# [Collection entries]
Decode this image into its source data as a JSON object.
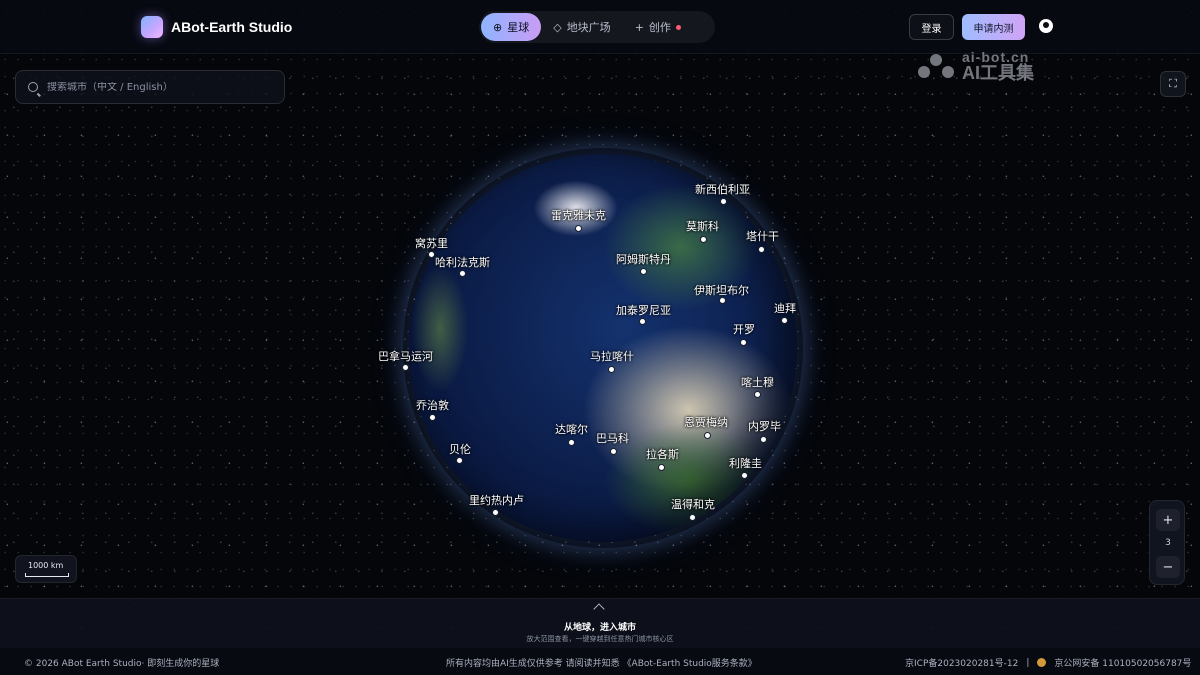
{
  "header": {
    "brand_name": "ABot-Earth Studio",
    "tabs": [
      {
        "label": "星球",
        "icon": "globe-icon",
        "active": true
      },
      {
        "label": "地块广场",
        "icon": "layers-icon",
        "active": false
      },
      {
        "label": "创作",
        "icon": "plus-icon",
        "active": false,
        "badge": true
      }
    ],
    "login_label": "登录",
    "apply_label": "申请内测",
    "github_icon": "github-icon"
  },
  "watermark": {
    "url": "ai-bot.cn",
    "name": "AI工具集"
  },
  "search": {
    "placeholder": "搜索城市（中文 / English）"
  },
  "cities": [
    {
      "name": "新西伯利亚"
    },
    {
      "name": "雷克雅未克"
    },
    {
      "name": "莫斯科"
    },
    {
      "name": "塔什干"
    },
    {
      "name": "窝苏里"
    },
    {
      "name": "哈利法克斯"
    },
    {
      "name": "阿姆斯特丹"
    },
    {
      "name": "伊斯坦布尔"
    },
    {
      "name": "加泰罗尼亚"
    },
    {
      "name": "迪拜"
    },
    {
      "name": "开罗"
    },
    {
      "name": "巴拿马运河"
    },
    {
      "name": "马拉喀什"
    },
    {
      "name": "喀土穆"
    },
    {
      "name": "乔治敦"
    },
    {
      "name": "恩贾梅纳"
    },
    {
      "name": "内罗毕"
    },
    {
      "name": "达喀尔"
    },
    {
      "name": "巴马科"
    },
    {
      "name": "贝伦"
    },
    {
      "name": "拉各斯"
    },
    {
      "name": "利隆圭"
    },
    {
      "name": "里约热内卢"
    },
    {
      "name": "温得和克"
    }
  ],
  "scale": {
    "label": "1000 km"
  },
  "zoom": {
    "in": "+",
    "level": "3",
    "out": "−"
  },
  "banner": {
    "title": "从地球，进入城市",
    "subtitle": "放大范围查看，一键穿越到任意热门城市核心区"
  },
  "footer": {
    "left": "© 2026 ABot Earth Studio· 即刻生成你的星球",
    "middle": "所有内容均由AI生成仅供参考 请阅读并知悉 《ABot-Earth Studio服务条款》",
    "icp": "京ICP备2023020281号-12",
    "separator": "|",
    "police": "京公网安备 11010502056787号"
  }
}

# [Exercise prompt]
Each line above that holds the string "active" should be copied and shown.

# [Answer space]
        "active": true
        "active": false
        "active": false,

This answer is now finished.